This week, we're listening back to an encore edition of Inside Appalachia about getting outside to embrace our wild side, to shed stress and to heal. We'll hear stories about tapping into the natural world. From a recipe that uses chanterelle mushrooms to make ice cream, to the sport of falconry (the oldest form of hunting), to a new initiative that teaches people how to raise native plants, like ginseng, cohosh and wild ramps on their own forested land as a source of income and as a way to preserve the forests.
Wildflowers, Turkey Calls and Cuckoo Clocks — And More Inside Appalachia
In the latest episode of Inside Appalachia, we’ll meet a man who makes wooden turkey calls. However, these aren’t ordinary turkey calls — they’re hand-crafted and feature intricate paintings.
“Truthfully, I never called myself an artist, ever,” said Brian Aliff. But now, through a twist of fate, his turkey calls have become collectors’ items.

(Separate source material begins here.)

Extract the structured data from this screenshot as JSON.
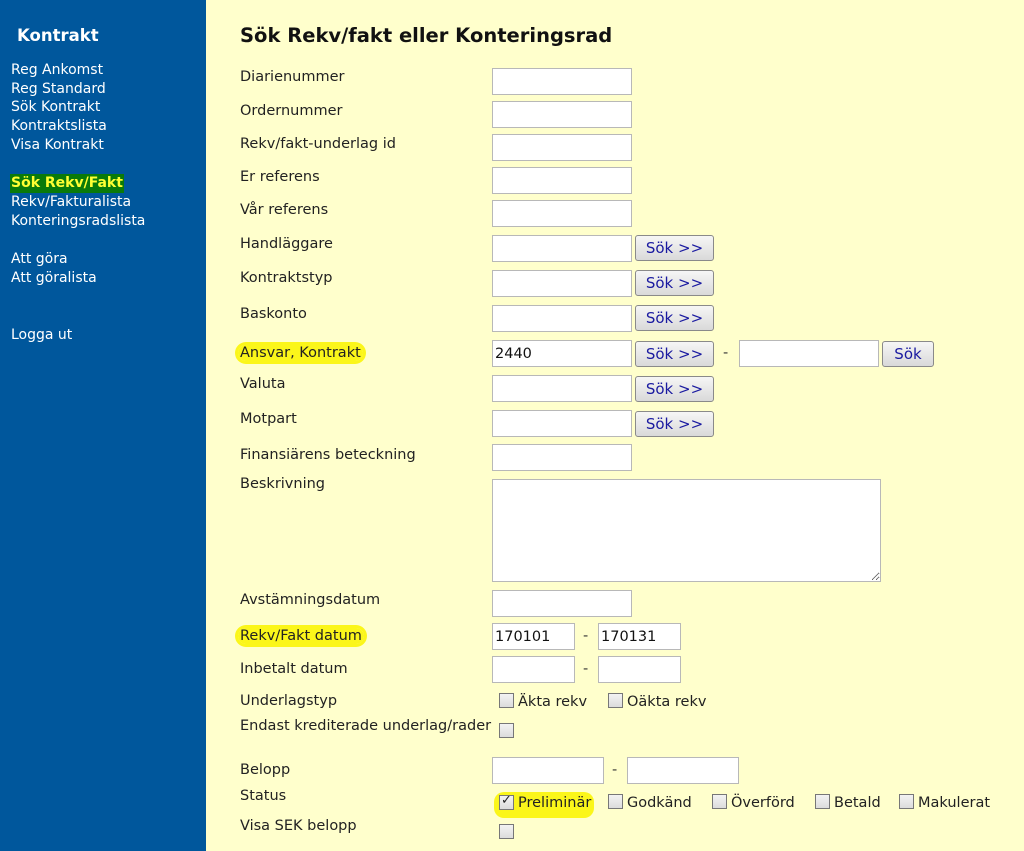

Also on this week’s show, if you’ve spent any time floating on rivers, have you ever come across someone using a handmade wooden paddle? Some paddlers, like Christine Vogler, swear by them.
“For some reason it feels like you're more part of the water,” said Vogler. “Working with the water moving with it. It… feels more spiritual somehow.”
We’ll also travel to some of the most beautiful spots in Appalachia to find wildflowers — Dolly Sods and the Canaan Valley of West Virginia. But are these places becoming too popular?
We’ll hear those stories and more in this week’s episode of Inside Appalachia.
Hip-Hop, Herbalism And Cryptid Glass Art In Appalachia
When people talk about Appalachian music, banjos and fiddles are often the first things to come to mind. But what about hip-hop? Hip-hop lives all over, including in small towns and hollers across Appalachia. In this episode of Inside Appalachia, we’ll meet hip hop artists in southwest Virginia. Folks like Geonoah Davis, aka geonovah, who discovered rapping by way of poetry. “I always wanted to sing, but I was also a really shy kid,” David said. “Then poetry became an outlet for me to get my feelings out.”
And we’ll hear why herbal remedies are experiencing a renaissance. But those remedies have been a tradition in Appalachia for centuries. “Appalachia used to be the pharmacy of the United States,” said Crystal Wilson, who grows herbs on her farm in East Tennessee. “That’s always been part of who we are here. We just forgot it.”
We’ll also learn how Blenko Glass, a historic West Virginia artisan business, based in Milton, West Virginia, managed to stay open during the pandemic by retooling a mythical monster into art.
Those stories and more in this week’s episode.
This podcast makes me homesick for a place I’ve only ever visited. I’ve driven thru Kentucky. Vacationed in Cookeville, TN. Camped in West Virginia. I’ve always been fascinated by the people and history. I’m going to listen to this one again and again.
My Home; My Heart
Growing up in West Virginia, I took my home for granted. I couldn’t wait to move away— and I did as soon as I could. Fate and circumstance brought me back to my mountain mama, and since, I’ve loved, lived, and thrived in the heart of Appalachia. I’m warmed by the stories Inside Appalachia shares. Always wild, always wonderful, and always free— thanks Inside Appalachia for sharing a piece of my heart with the world.
Good info well delivered
This is a terrific addition to my pretty full podcast diet. Good variety of stories. Well done. Oh, and I love the intro music and the host’a voice!